This policy is not an austerity measure per se, but rather a liberalization of the taxi industry, not requiring a change in government spending or taxation. As taxi drivers protest, other Greeks should be celebrating this measure — it will mean more cabs are available at lower prices.
Here in Washington, DC, taxi drivers are also up in arms. Two drivers associations are suing Mayor Vincent Gray and the DC Taxi Commission because of the 2008 switch from fares based on zones to meters. Some drivers say their pay has dropped by 30 percent as a result. They are correct that the meter rate is determined arbitrarily, but most likely the current rate is higher than the market rate would be. As in Athens, the number of cabs allowed to operate in DC is artificially capped. Jim Epstein writes at Hit & Run:
Since 2010, the D.C. Taxi Commission hasn’t been issuing licenses to new cabbies. There’s no official waiting list, but a representative from the commission told me she receives calls “all day, every day” from potential applicants. In other words, want-to-be cab drivers are clamoring to get into the industry at the going rate.

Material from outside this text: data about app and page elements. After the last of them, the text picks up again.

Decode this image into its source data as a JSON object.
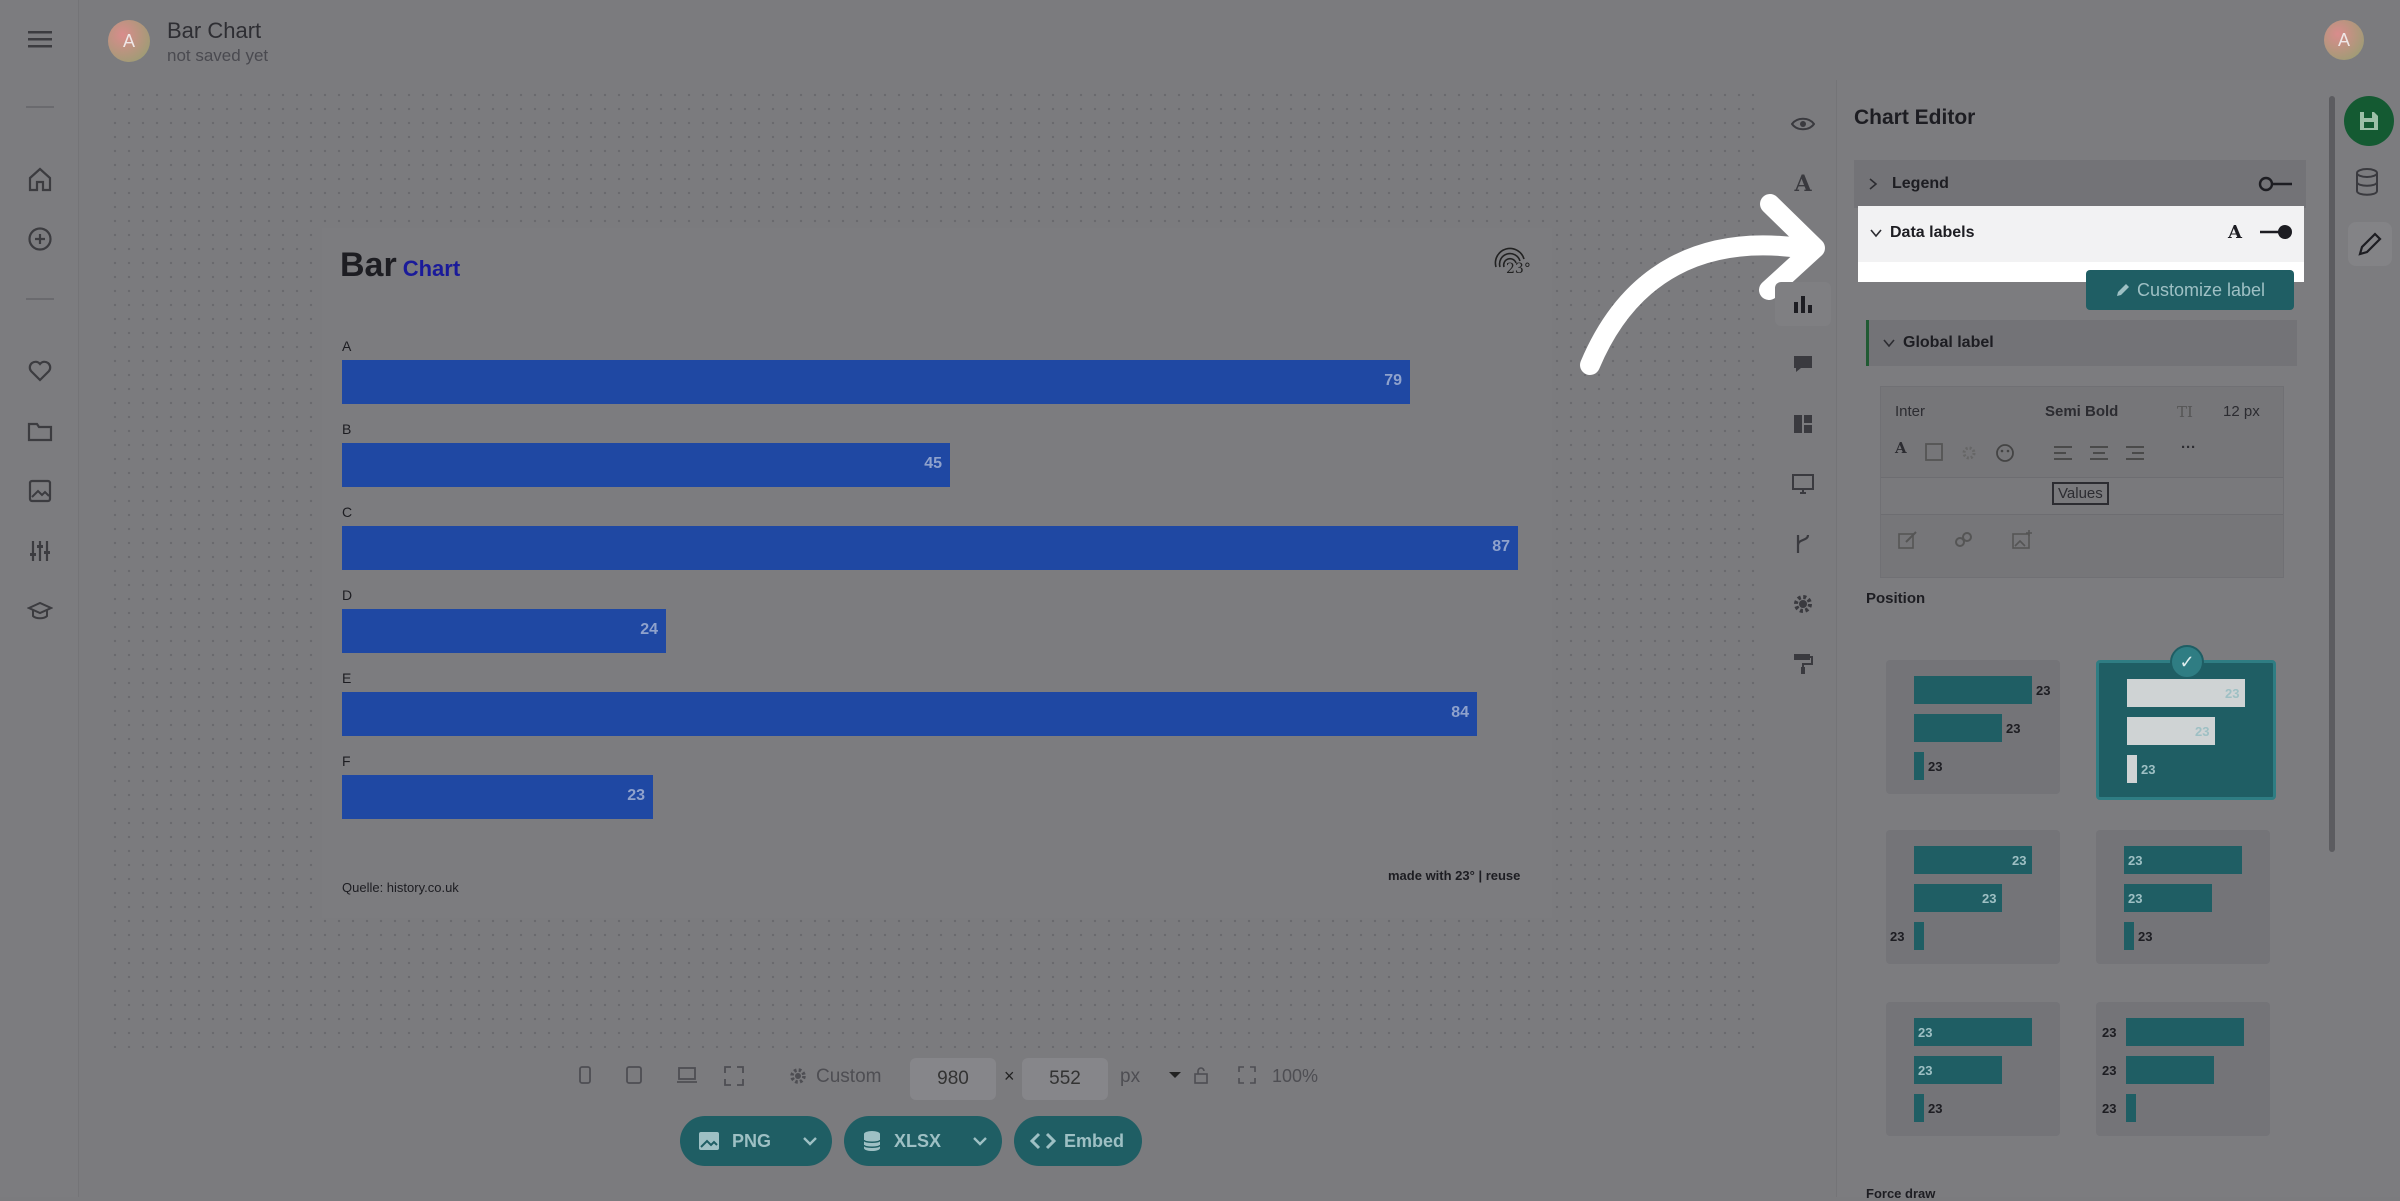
{
  "header": {
    "avatar_initial": "A",
    "doc_title": "Bar Chart",
    "doc_status": "not saved yet",
    "user_initial": "A"
  },
  "left_rail": {
    "icons": [
      "menu-icon",
      "home-icon",
      "plus-circle-icon",
      "heart-icon",
      "folder-icon",
      "image-icon",
      "sliders-icon",
      "graduation-cap-icon"
    ]
  },
  "chart": {
    "title_main": "Bar",
    "title_sub": "Chart",
    "logo_text": "23°",
    "source": "Quelle: history.co.uk",
    "made_with": "made with 23° | reuse"
  },
  "chart_data": {
    "type": "bar",
    "orientation": "horizontal",
    "title": "Bar Chart",
    "categories": [
      "A",
      "B",
      "C",
      "D",
      "E",
      "F"
    ],
    "values": [
      79,
      45,
      87,
      24,
      84,
      23
    ],
    "xlim": [
      0,
      87
    ],
    "bar_color": "#1f48a3",
    "data_labels": "inside-end",
    "grid": false
  },
  "toolbar": {
    "icons": [
      "eye-icon",
      "text-icon",
      "bar-chart-icon",
      "comment-icon",
      "layout-icon",
      "present-icon",
      "branch-icon",
      "gear-icon",
      "paint-roller-icon"
    ]
  },
  "bottom_bar": {
    "size_preset": "Custom",
    "width": "980",
    "times": "×",
    "height": "552",
    "unit": "px",
    "zoom": "100%",
    "png_label": "PNG",
    "xlsx_label": "XLSX",
    "embed_label": "Embed"
  },
  "editor": {
    "title": "Chart Editor",
    "legend_label": "Legend",
    "data_labels_label": "Data labels",
    "customize_label": "Customize label",
    "global_label": "Global label",
    "font_family": "Inter",
    "font_weight": "Semi Bold",
    "font_size": "12 px",
    "font_size_icon": "TI",
    "values_chip": "Values",
    "position_label": "Position",
    "force_draw_label": "Force draw",
    "preview_value": "23"
  },
  "colors": {
    "accent": "#1f5e64",
    "bar": "#1f48a3",
    "save": "#145a32"
  }
}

In both cities politicians have earned favor with cab drivers by restricting their number to keep rates high. But liberalizing taxi policies will benefit all city residents — especially potential new cab drivers — except those who have historically been sheltered from competition.